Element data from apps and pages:
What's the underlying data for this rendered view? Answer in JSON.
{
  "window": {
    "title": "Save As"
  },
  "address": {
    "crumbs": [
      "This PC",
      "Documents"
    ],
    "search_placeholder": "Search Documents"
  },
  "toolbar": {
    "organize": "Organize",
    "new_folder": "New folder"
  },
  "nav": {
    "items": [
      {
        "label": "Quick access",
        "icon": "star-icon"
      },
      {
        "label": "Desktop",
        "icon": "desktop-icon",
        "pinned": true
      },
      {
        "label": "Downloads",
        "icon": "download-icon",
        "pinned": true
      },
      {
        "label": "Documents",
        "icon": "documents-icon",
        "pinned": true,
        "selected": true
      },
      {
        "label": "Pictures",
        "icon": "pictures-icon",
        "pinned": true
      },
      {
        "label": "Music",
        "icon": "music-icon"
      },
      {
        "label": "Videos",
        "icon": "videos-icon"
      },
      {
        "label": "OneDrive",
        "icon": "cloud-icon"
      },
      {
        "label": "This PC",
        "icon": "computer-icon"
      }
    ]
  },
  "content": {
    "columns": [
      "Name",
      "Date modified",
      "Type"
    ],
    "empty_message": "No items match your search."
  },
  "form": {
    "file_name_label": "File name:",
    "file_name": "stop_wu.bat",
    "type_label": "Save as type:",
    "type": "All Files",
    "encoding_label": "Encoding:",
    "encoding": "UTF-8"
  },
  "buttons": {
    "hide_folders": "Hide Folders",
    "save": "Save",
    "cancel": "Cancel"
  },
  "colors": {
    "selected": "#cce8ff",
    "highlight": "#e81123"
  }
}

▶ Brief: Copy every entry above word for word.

▶ Finished exercise:
What's the underlying data for this rendered view? Answer in JSON.
{
  "window": {
    "title": "Save As"
  },
  "address": {
    "crumbs": [
      "This PC",
      "Documents"
    ],
    "search_placeholder": "Search Documents"
  },
  "toolbar": {
    "organize": "Organize",
    "new_folder": "New folder"
  },
  "nav": {
    "items": [
      {
        "label": "Quick access",
        "icon": "star-icon"
      },
      {
        "label": "Desktop",
        "icon": "desktop-icon",
        "pinned": true
      },
      {
        "label": "Downloads",
        "icon": "download-icon",
        "pinned": true
      },
      {
        "label": "Documents",
        "icon": "documents-icon",
        "pinned": true,
        "selected": true
      },
      {
        "label": "Pictures",
        "icon": "pictures-icon",
        "pinned": true
      },
      {
        "label": "Music",
        "icon": "music-icon"
      },
      {
        "label": "Videos",
        "icon": "videos-icon"
      },
      {
        "label": "OneDrive",
        "icon": "cloud-icon"
      },
      {
        "label": "This PC",
        "icon": "computer-icon"
      }
    ]
  },
  "content": {
    "columns": [
      "Name",
      "Date modified",
      "Type"
    ],
    "empty_message": "No items match your search."
  },
  "form": {
    "file_name_label": "File name:",
    "file_name": "stop_wu.bat",
    "type_label": "Save as type:",
    "type": "All Files",
    "encoding_label": "Encoding:",
    "encoding": "UTF-8"
  },
  "buttons": {
    "hide_folders": "Hide Folders",
    "save": "Save",
    "cancel": "Cancel"
  },
  "colors": {
    "selected": "#cce8ff",
    "highlight": "#e81123"
  }
}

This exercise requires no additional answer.